At my Movie and Lunch Club on we saw Non-Stop, a film that involves an airplane, murders and a bomb on aboard. IMBd describes it this way: “An air marshal springs into action during a transatlantic flight after receiving a series of text messages that put his fellow passengers at risk unless the airline transfers $150 million into an off-shore account.” At first I thought whoever picked that movie to see---given the mystery of missing Flight 370 going on right now---had their head screwed onto to a tree stump. But I went without voicing that opinion out loud because, as I said before, I’m a polite little old lady who doesn’t like to make waves in public. Sometimes its easy to see where filtering your thoughts saved you from the embarrassment of having to eat your words and this was one of those times. The movie turned out to be a good one with lots of twists and turns that kept you guessing who the bad guys were right up until the end. Of the eleven of us who went, though, another “little old lady” did voice her reservations about seeing the film and it made me wonder how many of the dozen or so others in the club who didn’t show up were acting on their qualms about seeing an aircraft hi-jacking. A movie and lunch club is like a book club. They both serve the purpose of pushing you out of your comfort zone and that’s usually a good thing.
This morning I got up at the crack of dawn to go to a craft show out in the boondocks. A couple of my Red Hat sisters were vendors there so I wanted to see their handiwork. Up and down hills I went as I traveled country roads to a place I’d never been before. Taking in the long vistas of snow covered orchards had me yearning for the days when Don and I took car trips. Living in the suburbs it’s hard sometimes to remember there is a whole different way of life out there in rural America and when the city got too much for us we’d take a day trip poking around the back roads to no where in particular.

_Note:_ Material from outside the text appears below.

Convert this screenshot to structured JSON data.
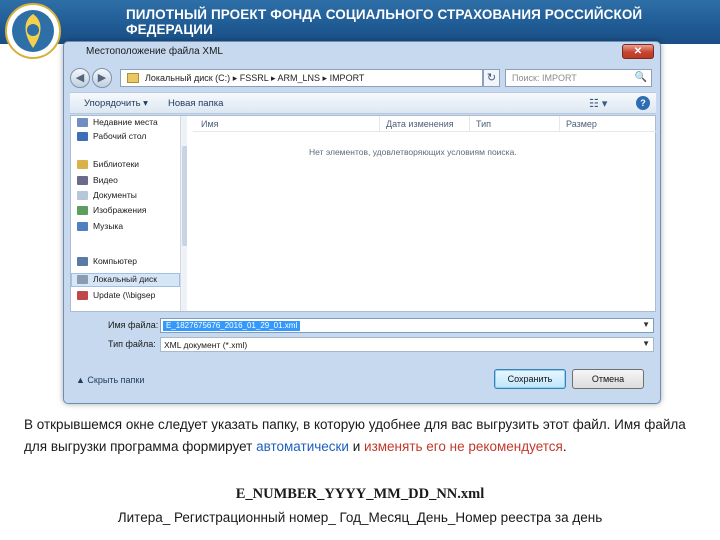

The very first vendor I saw at the craft show was selling cross-stitched tea towels that read: “A house without Jesus can never be a home.” I’m still baffled by a message that seemed Church Lady snotty and judgmental to me. Four or five other vendors were likewise selling crafts with Christian messages and I was starting to feel like I was back in grade school and being judged not good enough to play with so and so because Jesus was not living where I did. About the sixth Christian themed vendor booth I came across I was thinking, where are the baked goods? I feel a sugar binge coming on! I found them and I went home with a plate of peanut butter cookies that looked and tasted exactly like those my mom used to make. ©